- B.S. in Justice Studies and M.S. in Criminal Justice: Legal Studies
- A.S. in Criminal Justice, B.S. in Criminal Justice - Corrections, and M.S. in Criminal Justice
The television series CSI: Crime Scene Investigations is wildly popular and has been cited as one of the reasons the CSI profession has experience a significant increase in interest by individual looking to take it up as a career. But one forensic pathology professor in Sydney, Australia is trying to make it known to those studying to be a crime scene investigator that real-life crimes are not solved the way they are on the TV series.
Johan Duflou recently testified during a murder trial that he is not a fan of the show because it glamorizes and hence makes light of a profession that is extremely serious in its purpose. Duflou noted that while the television show deals almost exclusively in absolutes of fact, with the investigative professionals rarely if ever expressing doubt about their conclusions or how they reached them, real-life CSIs deal with far more uncertainty.

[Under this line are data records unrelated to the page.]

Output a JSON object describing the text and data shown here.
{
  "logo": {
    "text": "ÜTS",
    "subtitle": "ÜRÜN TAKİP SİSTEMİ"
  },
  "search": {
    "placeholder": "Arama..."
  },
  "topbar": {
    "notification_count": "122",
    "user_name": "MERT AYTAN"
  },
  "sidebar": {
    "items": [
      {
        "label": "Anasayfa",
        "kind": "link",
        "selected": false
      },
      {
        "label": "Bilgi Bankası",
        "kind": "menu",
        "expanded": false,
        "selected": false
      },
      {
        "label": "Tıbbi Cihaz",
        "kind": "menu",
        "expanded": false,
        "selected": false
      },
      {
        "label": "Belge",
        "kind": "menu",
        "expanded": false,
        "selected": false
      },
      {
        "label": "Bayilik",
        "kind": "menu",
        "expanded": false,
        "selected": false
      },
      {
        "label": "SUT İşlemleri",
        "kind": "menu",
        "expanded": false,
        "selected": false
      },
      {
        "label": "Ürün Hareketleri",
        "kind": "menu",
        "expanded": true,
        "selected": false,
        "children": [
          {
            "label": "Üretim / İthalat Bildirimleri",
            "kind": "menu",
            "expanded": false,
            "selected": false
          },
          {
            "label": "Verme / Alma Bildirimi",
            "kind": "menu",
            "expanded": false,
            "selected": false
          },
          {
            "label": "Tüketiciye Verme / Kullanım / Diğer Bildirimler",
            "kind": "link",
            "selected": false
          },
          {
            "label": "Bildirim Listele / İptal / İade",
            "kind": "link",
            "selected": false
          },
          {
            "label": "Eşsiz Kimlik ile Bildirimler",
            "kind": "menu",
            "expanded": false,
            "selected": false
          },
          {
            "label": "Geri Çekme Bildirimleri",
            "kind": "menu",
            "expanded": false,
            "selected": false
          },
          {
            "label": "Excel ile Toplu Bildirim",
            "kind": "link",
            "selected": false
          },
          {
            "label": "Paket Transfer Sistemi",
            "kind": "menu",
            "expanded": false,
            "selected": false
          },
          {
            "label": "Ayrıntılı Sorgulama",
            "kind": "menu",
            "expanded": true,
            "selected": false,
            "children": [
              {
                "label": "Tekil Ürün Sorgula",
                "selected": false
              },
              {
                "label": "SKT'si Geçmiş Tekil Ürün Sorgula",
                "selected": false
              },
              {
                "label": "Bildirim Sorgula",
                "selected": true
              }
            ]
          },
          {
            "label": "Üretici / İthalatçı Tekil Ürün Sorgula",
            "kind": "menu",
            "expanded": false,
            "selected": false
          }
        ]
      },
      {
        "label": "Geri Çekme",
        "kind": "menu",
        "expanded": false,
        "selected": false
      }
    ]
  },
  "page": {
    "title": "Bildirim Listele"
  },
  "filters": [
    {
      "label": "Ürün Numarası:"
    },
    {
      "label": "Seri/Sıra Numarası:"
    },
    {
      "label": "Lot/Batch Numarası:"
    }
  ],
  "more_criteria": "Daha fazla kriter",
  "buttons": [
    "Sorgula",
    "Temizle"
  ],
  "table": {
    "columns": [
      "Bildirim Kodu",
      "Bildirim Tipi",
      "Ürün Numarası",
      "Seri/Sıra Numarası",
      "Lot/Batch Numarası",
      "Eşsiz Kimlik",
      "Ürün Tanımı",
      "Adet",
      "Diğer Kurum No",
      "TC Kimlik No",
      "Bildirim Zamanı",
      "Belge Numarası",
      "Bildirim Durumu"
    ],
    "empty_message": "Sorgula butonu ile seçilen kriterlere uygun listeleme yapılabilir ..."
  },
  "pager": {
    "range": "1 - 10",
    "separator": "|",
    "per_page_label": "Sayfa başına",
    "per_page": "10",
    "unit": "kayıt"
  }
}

He said that when he is on the witness stand offering testimony about a particular case, he often finds himself saying things like “I’m really not sure,” and “I don’t have a definitive answer to that question,” or something similar.
True forensic pathology, according to Duflou, is not as black-and-white as laypersons might think it is from what they see on television and in movies. For Dr. Duflour, whose entire career has been spent performing and teaching forensic pathology, the field is largely an exact science but the application thereof is anything but.
Much of the work in the field, says Dr. Duflour, is interpretation and educated guesswork and therefore is subject to a tremendous amount of uncertainty. However, he says that his statements are not intended to discourage people from pursuing a career in forensic science but rather simply to make sure that those who are considering this career path know the reality of what they are getting into.